Although army drummers were usually adult males, young boys were trained to take their place—some even starting as young as eight years old.
These boys were responsible for memorizing up to 40 beats to communicate to the troops. Some of the boys were carried on the shoulders of fellow soldiers, protected and endeared by their older companions. These young drummers were not intentionally put near dangerous areas of battles, but it wasn’t rare for them to receive injury as they marched with the troops to fight.
William Black is believed to be the youngest soldier wounded in the Civil War. When he was twelve years old, his left arm and hand were severely injured by an exploding shell as he marched.
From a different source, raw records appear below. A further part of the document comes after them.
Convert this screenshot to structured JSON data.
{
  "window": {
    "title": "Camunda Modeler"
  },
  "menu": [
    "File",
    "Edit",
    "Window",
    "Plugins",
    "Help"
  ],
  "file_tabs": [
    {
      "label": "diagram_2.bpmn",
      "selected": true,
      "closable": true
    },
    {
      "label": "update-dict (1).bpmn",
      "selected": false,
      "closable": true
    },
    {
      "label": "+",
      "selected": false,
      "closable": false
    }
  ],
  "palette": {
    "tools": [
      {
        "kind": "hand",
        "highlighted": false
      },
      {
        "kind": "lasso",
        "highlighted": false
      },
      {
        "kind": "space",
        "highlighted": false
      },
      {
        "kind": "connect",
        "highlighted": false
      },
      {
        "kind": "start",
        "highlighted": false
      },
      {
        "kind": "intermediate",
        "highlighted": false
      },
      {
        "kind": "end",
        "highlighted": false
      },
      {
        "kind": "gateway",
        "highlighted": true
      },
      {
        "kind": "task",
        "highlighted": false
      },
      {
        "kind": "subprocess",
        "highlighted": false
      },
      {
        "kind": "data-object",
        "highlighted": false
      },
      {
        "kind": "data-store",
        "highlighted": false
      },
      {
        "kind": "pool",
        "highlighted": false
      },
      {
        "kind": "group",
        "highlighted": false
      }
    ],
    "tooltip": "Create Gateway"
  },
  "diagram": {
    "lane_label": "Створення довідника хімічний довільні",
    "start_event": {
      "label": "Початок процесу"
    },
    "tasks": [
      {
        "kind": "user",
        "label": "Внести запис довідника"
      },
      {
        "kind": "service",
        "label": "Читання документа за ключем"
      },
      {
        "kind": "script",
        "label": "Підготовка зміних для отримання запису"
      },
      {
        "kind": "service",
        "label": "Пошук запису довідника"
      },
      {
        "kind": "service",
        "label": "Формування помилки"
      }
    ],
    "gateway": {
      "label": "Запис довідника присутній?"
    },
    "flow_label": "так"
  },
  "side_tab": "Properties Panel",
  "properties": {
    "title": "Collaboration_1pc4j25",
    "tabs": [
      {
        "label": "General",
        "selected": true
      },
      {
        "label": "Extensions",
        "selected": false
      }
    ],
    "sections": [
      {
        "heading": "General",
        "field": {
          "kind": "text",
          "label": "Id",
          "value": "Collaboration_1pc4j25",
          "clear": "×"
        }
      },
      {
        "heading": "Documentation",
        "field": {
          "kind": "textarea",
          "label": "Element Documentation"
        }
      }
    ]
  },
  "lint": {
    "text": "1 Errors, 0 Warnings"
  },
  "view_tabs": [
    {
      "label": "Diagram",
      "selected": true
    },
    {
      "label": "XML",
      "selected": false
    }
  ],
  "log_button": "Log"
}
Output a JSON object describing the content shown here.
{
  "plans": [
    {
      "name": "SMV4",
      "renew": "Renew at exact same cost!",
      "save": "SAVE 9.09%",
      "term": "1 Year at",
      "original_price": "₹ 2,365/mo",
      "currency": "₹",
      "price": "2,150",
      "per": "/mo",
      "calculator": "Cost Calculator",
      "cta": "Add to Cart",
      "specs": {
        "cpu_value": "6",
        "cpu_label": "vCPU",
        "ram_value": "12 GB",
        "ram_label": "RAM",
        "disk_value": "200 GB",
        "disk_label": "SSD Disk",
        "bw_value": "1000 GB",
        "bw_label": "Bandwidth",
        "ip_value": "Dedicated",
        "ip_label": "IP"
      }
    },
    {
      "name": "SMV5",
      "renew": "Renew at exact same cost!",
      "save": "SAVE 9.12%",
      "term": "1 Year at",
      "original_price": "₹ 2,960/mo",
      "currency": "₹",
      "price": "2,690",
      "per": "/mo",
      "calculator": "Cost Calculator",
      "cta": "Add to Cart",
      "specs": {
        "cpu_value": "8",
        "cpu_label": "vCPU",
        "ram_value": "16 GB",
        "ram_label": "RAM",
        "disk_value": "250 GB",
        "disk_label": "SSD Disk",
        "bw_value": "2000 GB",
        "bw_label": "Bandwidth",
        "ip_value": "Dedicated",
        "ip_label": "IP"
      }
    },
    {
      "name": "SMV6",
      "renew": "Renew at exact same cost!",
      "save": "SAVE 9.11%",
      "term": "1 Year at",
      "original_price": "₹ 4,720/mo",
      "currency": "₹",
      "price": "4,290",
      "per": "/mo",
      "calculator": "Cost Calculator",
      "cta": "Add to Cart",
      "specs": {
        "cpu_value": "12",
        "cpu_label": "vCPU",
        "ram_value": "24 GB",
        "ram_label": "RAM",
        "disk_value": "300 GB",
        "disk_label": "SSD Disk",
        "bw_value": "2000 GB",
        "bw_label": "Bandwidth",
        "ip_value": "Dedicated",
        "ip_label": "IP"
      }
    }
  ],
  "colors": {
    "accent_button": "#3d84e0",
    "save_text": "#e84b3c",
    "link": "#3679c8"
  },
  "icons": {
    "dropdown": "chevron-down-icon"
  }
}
John Clem, “Johnny Shiloh,” was also a drummer boy in the Civil War for the Union. He was only ten years old when he ran away from home to join the ranks. He tried to join twice and was rejected both times because of his small size. On the last attempt he just tagged along and eventually became the mascot for the 22nd Michigan. In 1863, John was captured by the Confederacy and was not released until 1865. After the war, John went on to graduate from high school and excelled in higher military training.
Timothy Batchelder wanted a drum before he was even big enough to hold one, and his father still bought one for him. His father held the drum for him as he excelled in his practicing, and then Timothy was big enough to march off with the soldiers on his own in the War of 1812.
Edward Black was another young drummer of the Civil War and was part of the 21st Indiana. He joined at the age of eight and is considered to be the youngest soldier of the war.